(Records for the exercise)

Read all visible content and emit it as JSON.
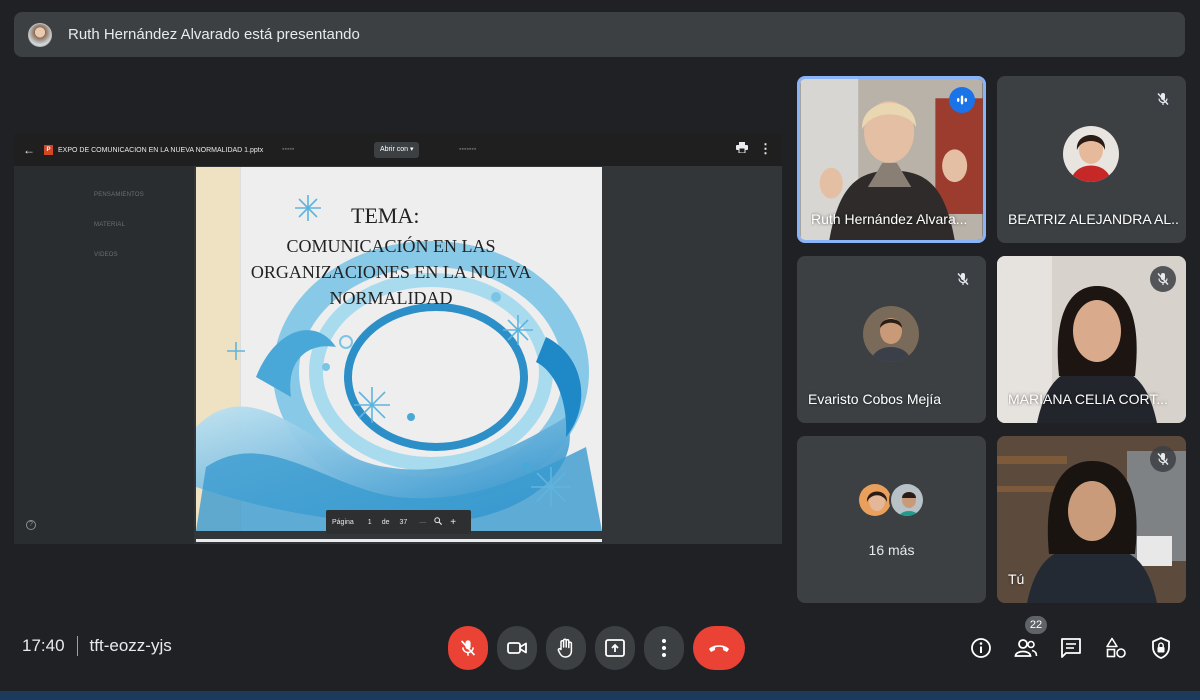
{
  "banner": {
    "text": "Ruth Hernández Alvarado está presentando"
  },
  "presentation": {
    "file_name": "EXPO DE COMUNICACION EN LA NUEVA NORMALIDAD 1.pptx",
    "file_icon": "P",
    "open_with": "Abrir con ▾",
    "sidebar_items": [
      "PENSAMIENTOS",
      "MATERIAL",
      "VIDEOS"
    ],
    "slide": {
      "title": "TEMA:",
      "subtitle_lines": [
        "COMUNICACIÓN EN LAS",
        "ORGANIZACIONES EN LA NUEVA",
        "NORMALIDAD"
      ]
    },
    "page_bar": {
      "label": "Página",
      "current": "1",
      "of": "de",
      "total": "37"
    }
  },
  "participants": [
    {
      "name": "Ruth Hernández Alvara...",
      "state": "speaking"
    },
    {
      "name": "BEATRIZ ALEJANDRA AL...",
      "state": "muted"
    },
    {
      "name": "Evaristo Cobos Mejía",
      "state": "muted"
    },
    {
      "name": "MARIANA CELIA CORT...",
      "state": "muted"
    },
    {
      "name": "16 más"
    },
    {
      "name": "Tú",
      "state": "muted"
    }
  ],
  "meeting": {
    "time": "17:40",
    "code": "tft-eozz-yjs",
    "people_count": "22"
  },
  "colors": {
    "background": "#202124",
    "tile": "#3c4043",
    "danger": "#ea4335",
    "active_border": "#8ab4f8",
    "speaking": "#1a73e8"
  }
}
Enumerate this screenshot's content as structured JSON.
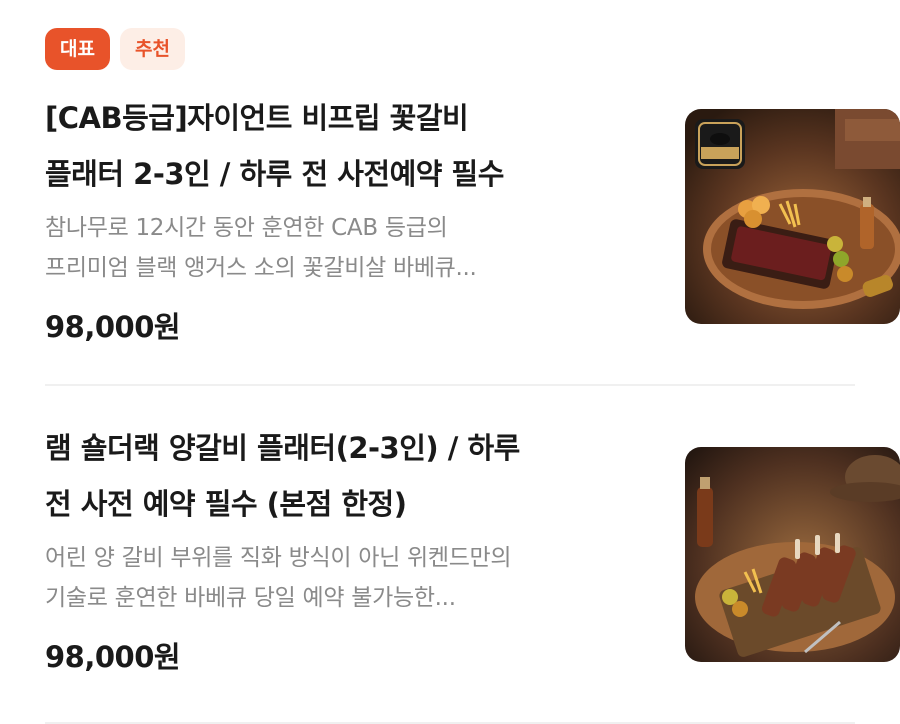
{
  "items": [
    {
      "badges": {
        "main": "대표",
        "recommend": "추천"
      },
      "title_line1": "[CAB등급]자이언트 비프립 꽃갈비",
      "title_line2": "플래터 2-3인 / 하루 전 사전예약 필수",
      "desc_line1": "참나무로 12시간 동안 훈연한 CAB 등급의",
      "desc_line2": "프리미엄 블랙 앵거스 소의 꽃갈비살 바베큐...",
      "price": "98,000원",
      "image_alt": "beef rib platter photo"
    },
    {
      "title_line1": "램 숄더랙 양갈비 플래터(2-3인) / 하루",
      "title_line2": "전 사전 예약 필수 (본점 한정)",
      "desc_line1": "어린 양 갈비 부위를 직화 방식이 아닌 위켄드만의",
      "desc_line2": "기술로 훈연한 바베큐 당일 예약 불가능한...",
      "price": "98,000원",
      "image_alt": "lamb rack platter photo"
    }
  ],
  "colors": {
    "accent": "#e8532a",
    "accent_soft": "#fdeee6",
    "muted": "#8a8a8a"
  }
}
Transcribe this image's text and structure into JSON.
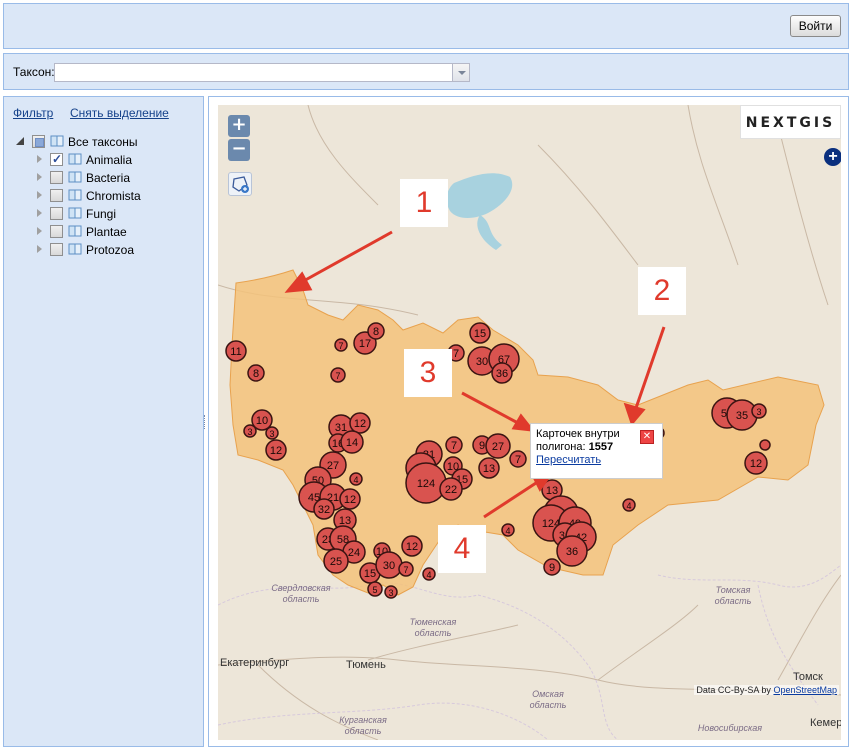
{
  "header": {
    "login_label": "Войти"
  },
  "taxon_filter": {
    "label": "Таксон:",
    "value": ""
  },
  "sidebar": {
    "filter_link": "Фильтр",
    "clear_link": "Снять выделение",
    "tree": [
      {
        "label": "Все таксоны",
        "level": 0,
        "state": "partial",
        "expanded": true
      },
      {
        "label": "Animalia",
        "level": 1,
        "state": "checked",
        "expanded": false
      },
      {
        "label": "Bacteria",
        "level": 1,
        "state": "unchecked",
        "expanded": false
      },
      {
        "label": "Chromista",
        "level": 1,
        "state": "unchecked",
        "expanded": false
      },
      {
        "label": "Fungi",
        "level": 1,
        "state": "unchecked",
        "expanded": false
      },
      {
        "label": "Plantae",
        "level": 1,
        "state": "unchecked",
        "expanded": false
      },
      {
        "label": "Protozoa",
        "level": 1,
        "state": "unchecked",
        "expanded": false
      }
    ]
  },
  "map": {
    "zoom_in": "+",
    "zoom_out": "−",
    "logo": "NEXTGIS",
    "popup": {
      "line1": "Карточек внутри",
      "line2_label": "полигона:",
      "count": "1557",
      "recalc_link": "Пересчитать"
    },
    "attribution_prefix": "Data CC-By-SA by",
    "attribution_link": "OpenStreetMap",
    "cities": [
      "Екатеринбург",
      "Тюмень",
      "Томск",
      "Кемер"
    ],
    "regions": [
      "Свердловская область",
      "Тюменская область",
      "Омская область",
      "Курганская область",
      "Томская область",
      "Новосибирская"
    ],
    "callouts": [
      "1",
      "2",
      "3",
      "4"
    ],
    "clusters": [
      {
        "n": "11"
      },
      {
        "n": "8"
      },
      {
        "n": "17"
      },
      {
        "n": "8"
      },
      {
        "n": "7"
      },
      {
        "n": "7"
      },
      {
        "n": "15"
      },
      {
        "n": "7"
      },
      {
        "n": "30"
      },
      {
        "n": "67"
      },
      {
        "n": "36"
      },
      {
        "n": "10"
      },
      {
        "n": "3"
      },
      {
        "n": "3"
      },
      {
        "n": "12"
      },
      {
        "n": "31"
      },
      {
        "n": "12"
      },
      {
        "n": "16"
      },
      {
        "n": "14"
      },
      {
        "n": "27"
      },
      {
        "n": "50"
      },
      {
        "n": "45"
      },
      {
        "n": "21"
      },
      {
        "n": "12"
      },
      {
        "n": "4"
      },
      {
        "n": "32"
      },
      {
        "n": "13"
      },
      {
        "n": "23"
      },
      {
        "n": "58"
      },
      {
        "n": "24"
      },
      {
        "n": "25"
      },
      {
        "n": "10"
      },
      {
        "n": "15"
      },
      {
        "n": "30"
      },
      {
        "n": "7"
      },
      {
        "n": "5"
      },
      {
        "n": "3"
      },
      {
        "n": "4"
      },
      {
        "n": "12"
      },
      {
        "n": "31"
      },
      {
        "n": "7"
      },
      {
        "n": "34"
      },
      {
        "n": "10"
      },
      {
        "n": "124"
      },
      {
        "n": "15"
      },
      {
        "n": "22"
      },
      {
        "n": "9"
      },
      {
        "n": "27"
      },
      {
        "n": "13"
      },
      {
        "n": "7"
      },
      {
        "n": "13"
      },
      {
        "n": "54"
      },
      {
        "n": "124"
      },
      {
        "n": "49"
      },
      {
        "n": "34"
      },
      {
        "n": "42"
      },
      {
        "n": "36"
      },
      {
        "n": "9"
      },
      {
        "n": "4"
      },
      {
        "n": "4"
      },
      {
        "n": "50"
      },
      {
        "n": "35"
      },
      {
        "n": "3"
      },
      {
        "n": "2"
      },
      {
        "n": "12"
      },
      {
        "n": "4"
      }
    ]
  },
  "colors": {
    "panel_bg": "#dbe7f7",
    "panel_border": "#99bbe8",
    "polygon": "#f3c27a",
    "cluster": "#d9534f",
    "callout_text": "#e03a2c"
  }
}
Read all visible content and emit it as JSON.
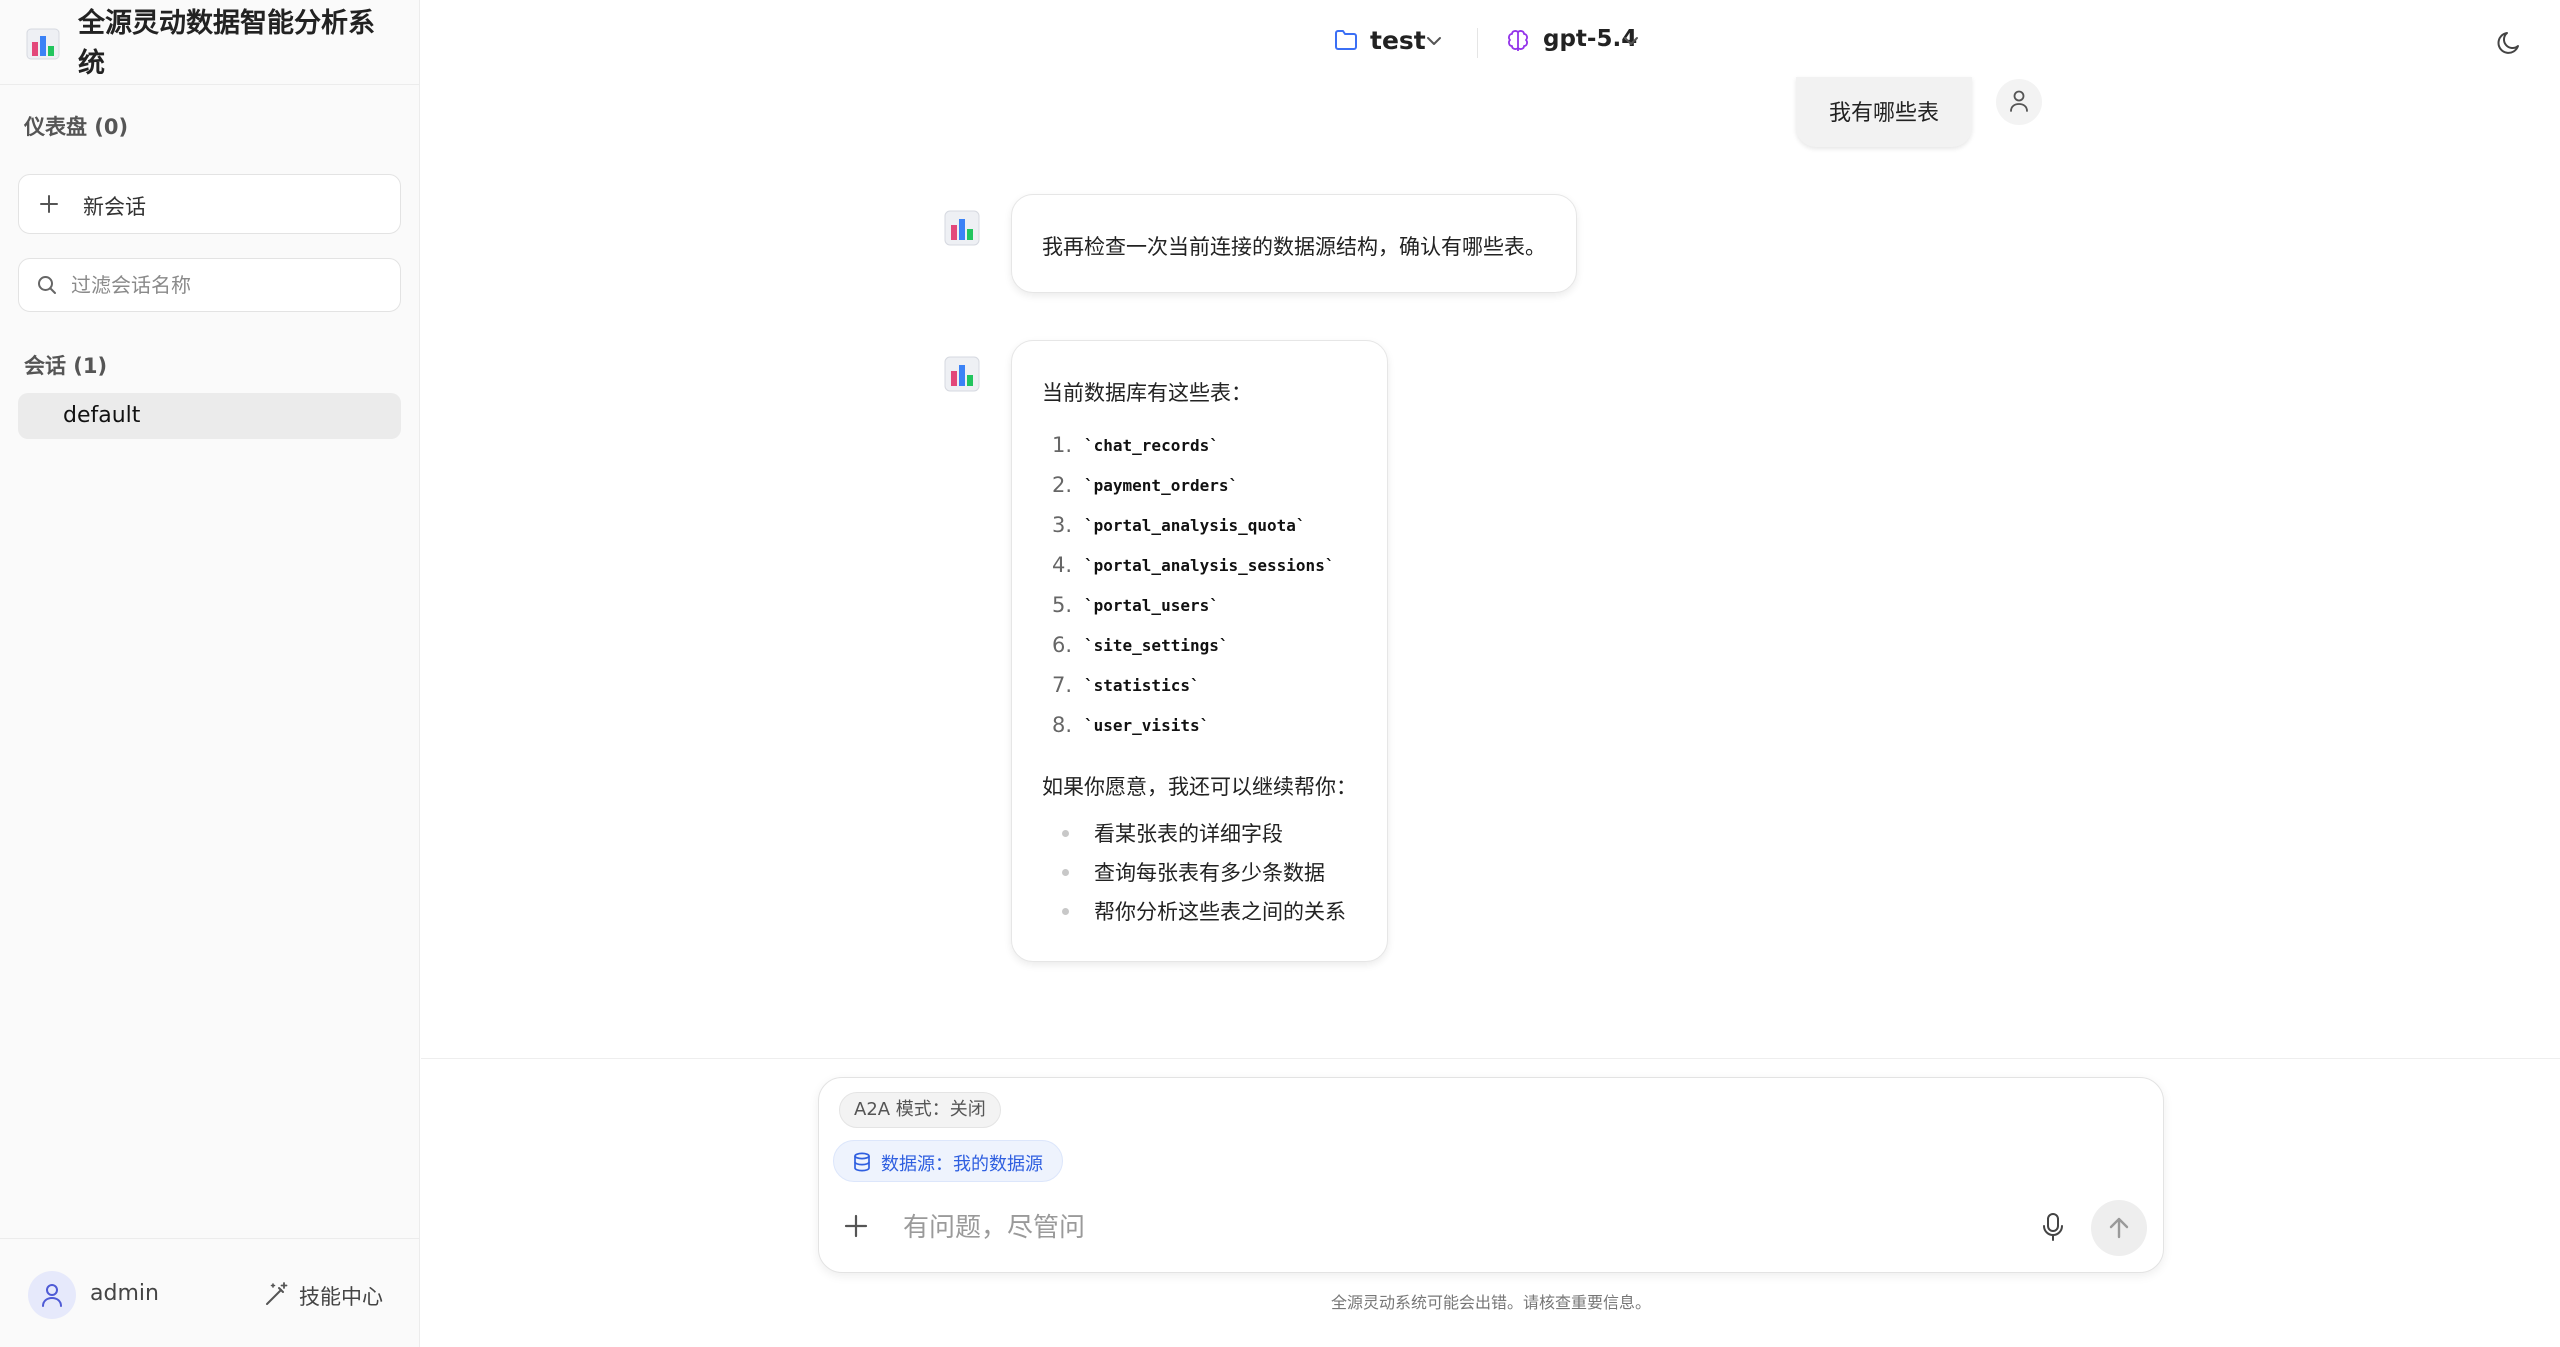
{
  "app": {
    "title": "全源灵动数据智能分析系统"
  },
  "sidebar": {
    "dashboard_label": "仪表盘 (0)",
    "new_chat_label": "新会话",
    "filter_placeholder": "过滤会话名称",
    "conversations_label": "会话 (1)",
    "conversations": [
      {
        "label": "default",
        "selected": true
      }
    ],
    "user": {
      "name": "admin"
    },
    "skills_label": "技能中心"
  },
  "topbar": {
    "project": "test",
    "model": "gpt-5.4"
  },
  "chat": {
    "user_message": "我有哪些表",
    "bot_message_1": "我再检查一次当前连接的数据源结构，确认有哪些表。",
    "bot_message_2": {
      "intro": "当前数据库有这些表：",
      "tables": [
        {
          "num": "1.",
          "name": "`chat_records`"
        },
        {
          "num": "2.",
          "name": "`payment_orders`"
        },
        {
          "num": "3.",
          "name": "`portal_analysis_quota`"
        },
        {
          "num": "4.",
          "name": "`portal_analysis_sessions`"
        },
        {
          "num": "5.",
          "name": "`portal_users`"
        },
        {
          "num": "6.",
          "name": "`site_settings`"
        },
        {
          "num": "7.",
          "name": "`statistics`"
        },
        {
          "num": "8.",
          "name": "`user_visits`"
        }
      ],
      "followup": "如果你愿意，我还可以继续帮你：",
      "suggestions": [
        "看某张表的详细字段",
        "查询每张表有多少条数据",
        "帮你分析这些表之间的关系"
      ]
    }
  },
  "composer": {
    "a2a_chip": "A2A 模式：关闭",
    "datasource_chip": "数据源：我的数据源",
    "placeholder": "有问题，尽管问",
    "disclaimer": "全源灵动系统可能会出错。请核查重要信息。"
  },
  "colors": {
    "accent_blue": "#2f5fe0",
    "model_purple": "#9333ea",
    "folder_blue": "#3b6ff5"
  }
}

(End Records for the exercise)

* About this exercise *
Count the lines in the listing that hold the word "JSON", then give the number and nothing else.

* Task solution *
4